When I struggle to get the equipment to adjust after a man leg pressed 1,000 pounds, when I feel stares from others in the mirror and wonder if it was silly to think I could pull off the matching gym outfit, when I hear a snarky comment about how I’m not cleaning the equipment correctly, when I get offered prescription drugs that would “help shed those pounds off quick” (all true stories) without realizing it, any one of those people could send me right back to my couch and that gallon of ice cream in my fridge “for emergencies.”
As I contemplated giving the sales representative a piece of my mind for conning me into joining this hypocritical institution, I started to realize, a gym is a lot like a church.

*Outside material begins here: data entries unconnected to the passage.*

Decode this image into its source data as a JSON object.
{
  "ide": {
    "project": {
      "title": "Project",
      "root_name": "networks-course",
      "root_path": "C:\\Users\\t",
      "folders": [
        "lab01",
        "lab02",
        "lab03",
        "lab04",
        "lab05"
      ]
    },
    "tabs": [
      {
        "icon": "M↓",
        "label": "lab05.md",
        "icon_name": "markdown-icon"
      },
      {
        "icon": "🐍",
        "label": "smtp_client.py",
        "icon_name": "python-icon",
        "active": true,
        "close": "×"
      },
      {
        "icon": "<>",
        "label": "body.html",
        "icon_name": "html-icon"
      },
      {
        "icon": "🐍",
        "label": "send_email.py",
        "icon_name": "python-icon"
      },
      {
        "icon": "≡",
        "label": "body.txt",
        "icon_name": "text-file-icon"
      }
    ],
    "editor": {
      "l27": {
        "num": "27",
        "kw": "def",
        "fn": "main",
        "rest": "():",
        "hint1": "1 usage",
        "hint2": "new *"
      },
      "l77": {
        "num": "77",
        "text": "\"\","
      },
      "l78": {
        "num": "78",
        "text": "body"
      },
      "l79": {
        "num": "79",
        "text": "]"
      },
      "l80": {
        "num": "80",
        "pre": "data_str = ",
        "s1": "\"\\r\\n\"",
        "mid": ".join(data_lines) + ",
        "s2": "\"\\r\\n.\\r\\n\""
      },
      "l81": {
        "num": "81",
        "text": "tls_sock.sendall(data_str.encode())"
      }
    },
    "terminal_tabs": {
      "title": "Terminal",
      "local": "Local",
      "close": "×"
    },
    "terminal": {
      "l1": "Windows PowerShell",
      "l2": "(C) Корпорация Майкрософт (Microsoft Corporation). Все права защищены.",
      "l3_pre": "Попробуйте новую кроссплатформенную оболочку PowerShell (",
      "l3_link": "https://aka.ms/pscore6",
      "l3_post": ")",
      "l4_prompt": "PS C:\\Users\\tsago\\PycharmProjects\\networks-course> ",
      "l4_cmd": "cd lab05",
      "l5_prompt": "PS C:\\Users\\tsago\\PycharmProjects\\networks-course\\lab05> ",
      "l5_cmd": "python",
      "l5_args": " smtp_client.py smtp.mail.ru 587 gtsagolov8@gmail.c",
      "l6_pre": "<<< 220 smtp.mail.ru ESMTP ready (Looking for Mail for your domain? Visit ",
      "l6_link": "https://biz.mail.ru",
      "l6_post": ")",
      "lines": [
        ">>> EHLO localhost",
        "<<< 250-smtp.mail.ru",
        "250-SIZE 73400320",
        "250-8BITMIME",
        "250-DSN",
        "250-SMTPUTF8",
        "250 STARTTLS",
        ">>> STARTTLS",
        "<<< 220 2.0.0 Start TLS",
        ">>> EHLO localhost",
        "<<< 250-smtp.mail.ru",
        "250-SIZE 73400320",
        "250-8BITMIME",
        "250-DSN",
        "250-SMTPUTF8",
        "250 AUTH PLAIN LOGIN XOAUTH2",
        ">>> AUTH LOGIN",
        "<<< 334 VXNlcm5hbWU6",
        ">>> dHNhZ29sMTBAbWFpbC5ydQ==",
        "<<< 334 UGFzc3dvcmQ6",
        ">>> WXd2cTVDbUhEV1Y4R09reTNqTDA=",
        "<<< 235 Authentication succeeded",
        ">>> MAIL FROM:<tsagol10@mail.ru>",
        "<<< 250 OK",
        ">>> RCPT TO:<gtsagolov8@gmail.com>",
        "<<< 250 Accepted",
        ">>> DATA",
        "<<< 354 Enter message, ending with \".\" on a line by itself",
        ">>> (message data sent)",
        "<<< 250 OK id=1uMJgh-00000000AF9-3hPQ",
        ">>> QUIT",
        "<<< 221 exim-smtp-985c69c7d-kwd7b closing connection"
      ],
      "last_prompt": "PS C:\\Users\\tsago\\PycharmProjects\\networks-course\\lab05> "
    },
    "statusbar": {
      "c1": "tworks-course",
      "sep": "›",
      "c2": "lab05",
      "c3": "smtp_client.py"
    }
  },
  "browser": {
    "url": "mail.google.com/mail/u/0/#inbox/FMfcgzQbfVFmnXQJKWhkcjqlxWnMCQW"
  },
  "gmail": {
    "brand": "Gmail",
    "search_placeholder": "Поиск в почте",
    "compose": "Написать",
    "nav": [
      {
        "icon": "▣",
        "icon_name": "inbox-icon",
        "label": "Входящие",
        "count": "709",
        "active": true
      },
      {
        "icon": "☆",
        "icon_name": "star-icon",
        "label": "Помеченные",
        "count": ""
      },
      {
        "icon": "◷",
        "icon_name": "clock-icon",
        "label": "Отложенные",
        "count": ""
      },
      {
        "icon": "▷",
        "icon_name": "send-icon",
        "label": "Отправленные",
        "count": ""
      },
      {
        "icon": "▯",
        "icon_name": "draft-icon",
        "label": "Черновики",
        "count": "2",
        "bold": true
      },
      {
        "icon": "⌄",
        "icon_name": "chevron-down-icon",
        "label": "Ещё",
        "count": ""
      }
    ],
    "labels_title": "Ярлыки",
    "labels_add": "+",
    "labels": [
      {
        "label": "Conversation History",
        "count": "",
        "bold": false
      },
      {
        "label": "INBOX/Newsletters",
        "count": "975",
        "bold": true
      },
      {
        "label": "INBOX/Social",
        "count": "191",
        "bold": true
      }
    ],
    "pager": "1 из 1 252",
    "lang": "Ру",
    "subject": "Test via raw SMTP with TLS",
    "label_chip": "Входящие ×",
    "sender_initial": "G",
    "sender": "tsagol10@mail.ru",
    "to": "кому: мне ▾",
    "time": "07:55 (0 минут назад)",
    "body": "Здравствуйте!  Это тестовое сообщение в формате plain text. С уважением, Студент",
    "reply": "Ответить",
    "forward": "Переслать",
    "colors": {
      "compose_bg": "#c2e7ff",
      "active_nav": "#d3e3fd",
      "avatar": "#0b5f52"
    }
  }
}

People come wanting to be healthy, wanting to get back in “shape,” but they also come with their previous experiences, broken hearts, skepticism, and that aching feeling that this is just another church that will disappoint.
Just as I walk in the gym and immediately notice the most fit on the gym room floor, these people walk into churches and see “spiritual body-builders” and people that seemingly have it all figured out. What they don’t see are the years of hard work leading up to a foundational relationship with God.
As someone who’s grown up in the church, it’s pretty easy to dismiss those people as “not invested” or accuse them of needing to take ownership of their own spiritual lives regardless of how they feel when they walk into church, and while it’s true that sometimes there are personal issues and histories that need to be overcome, we needn’t add one more obstacle to the pile of discouragement.
It’s great that the front desk manager and sales representative and personal trainer all greet me with a smile, but that’s their job. It’s much more encouraging when a fellow gym member shows me how to use a machine, or gives me a heads up that the treadmill to the left is broken, or just smiles an encouraging smile after my last squat. That means more because it’s a sign that they understand that no matter the internal struggle that I had of getting off my couch and into my icy car, I made it to the gym and am making an effort.
At the end of the day it is a personal responsibility to take ownership of our spiritual (and physical) well-being, but we can always afford to give a little grace and remember our own journey and struggle to health.